[TASK MATERIAL]:
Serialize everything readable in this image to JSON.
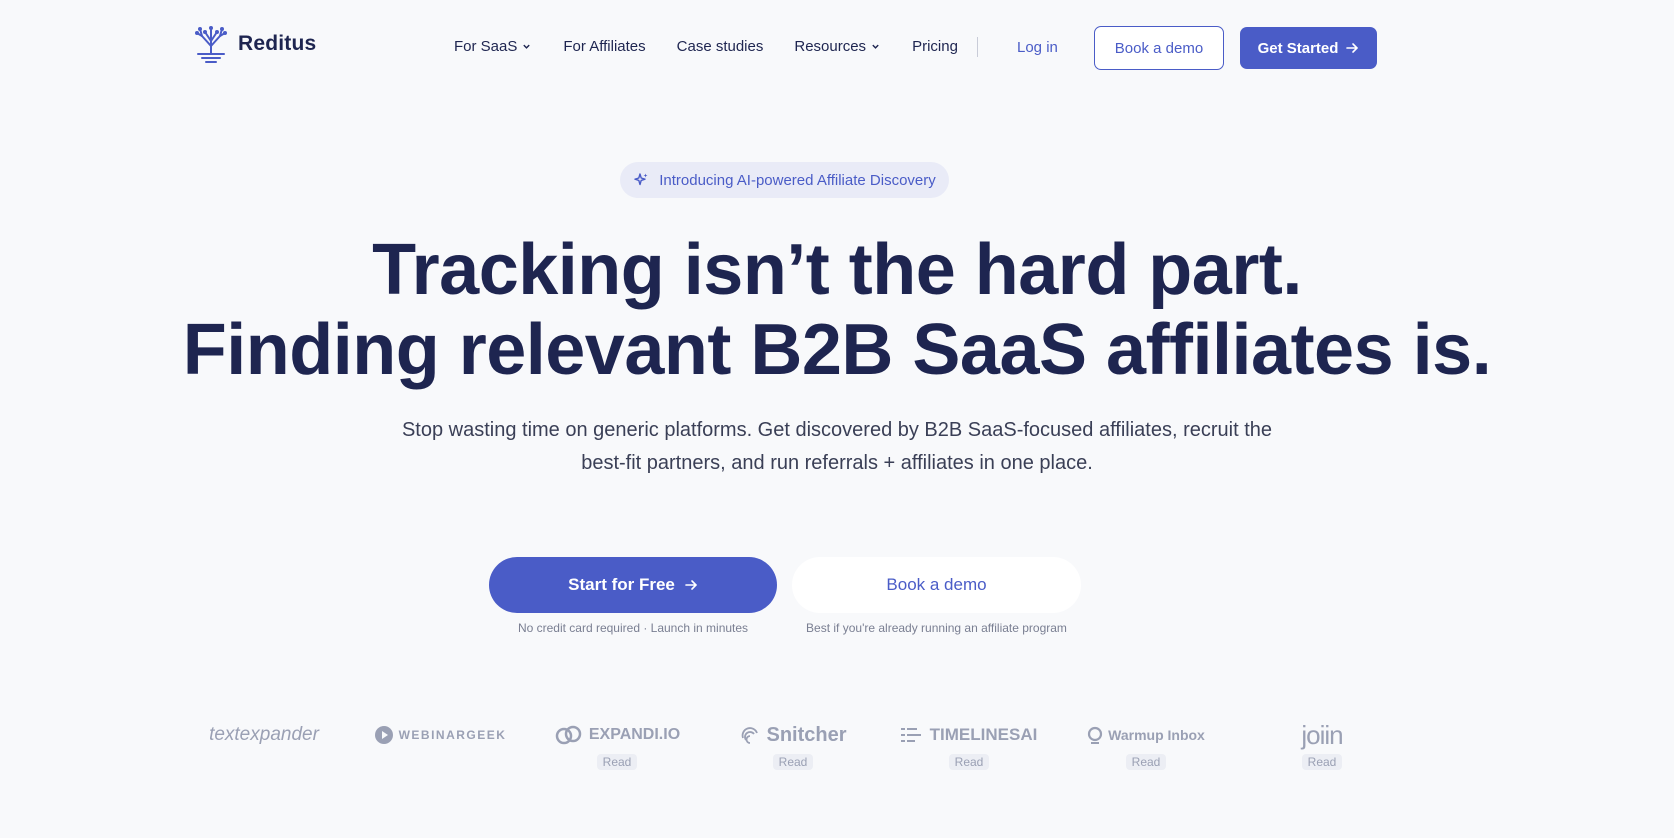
{
  "brand": {
    "name": "Reditus"
  },
  "nav": {
    "items": [
      {
        "label": "For SaaS",
        "dropdown": true
      },
      {
        "label": "For Affiliates",
        "dropdown": false
      },
      {
        "label": "Case studies",
        "dropdown": false
      },
      {
        "label": "Resources",
        "dropdown": true
      },
      {
        "label": "Pricing",
        "dropdown": false
      }
    ],
    "login": "Log in",
    "book_demo": "Book a demo",
    "get_started": "Get Started"
  },
  "hero": {
    "pill": "Introducing AI-powered Affiliate Discovery",
    "headline_line1": "Tracking isn’t the hard part.",
    "headline_line2": "Finding relevant B2B SaaS affiliates is.",
    "subtitle_line1": "Stop wasting time on generic platforms. Get discovered by B2B SaaS-focused affiliates, recruit the",
    "subtitle_line2": "best-fit partners, and run referrals + affiliates in one place.",
    "cta_primary": "Start for Free",
    "cta_primary_note": "No credit card required · Launch in minutes",
    "cta_secondary": "Book a demo",
    "cta_secondary_note": "Best if you're already running an affiliate program"
  },
  "logos": [
    {
      "name": "textexpander",
      "read": ""
    },
    {
      "name": "WEBINARGEEK",
      "read": ""
    },
    {
      "name": "EXPANDI.IO",
      "read": "Read"
    },
    {
      "name": "Snitcher",
      "read": "Read"
    },
    {
      "name": "TIMELINESAI",
      "read": "Read"
    },
    {
      "name": "Warmup Inbox",
      "read": "Read"
    },
    {
      "name": "joiin",
      "read": "Read"
    }
  ],
  "colors": {
    "accent": "#4a5cc7",
    "heading": "#1e2550",
    "background": "#f8f9fb"
  }
}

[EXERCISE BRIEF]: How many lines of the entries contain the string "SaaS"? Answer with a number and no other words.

[SOLUTION TO THE EXERCISE]: 3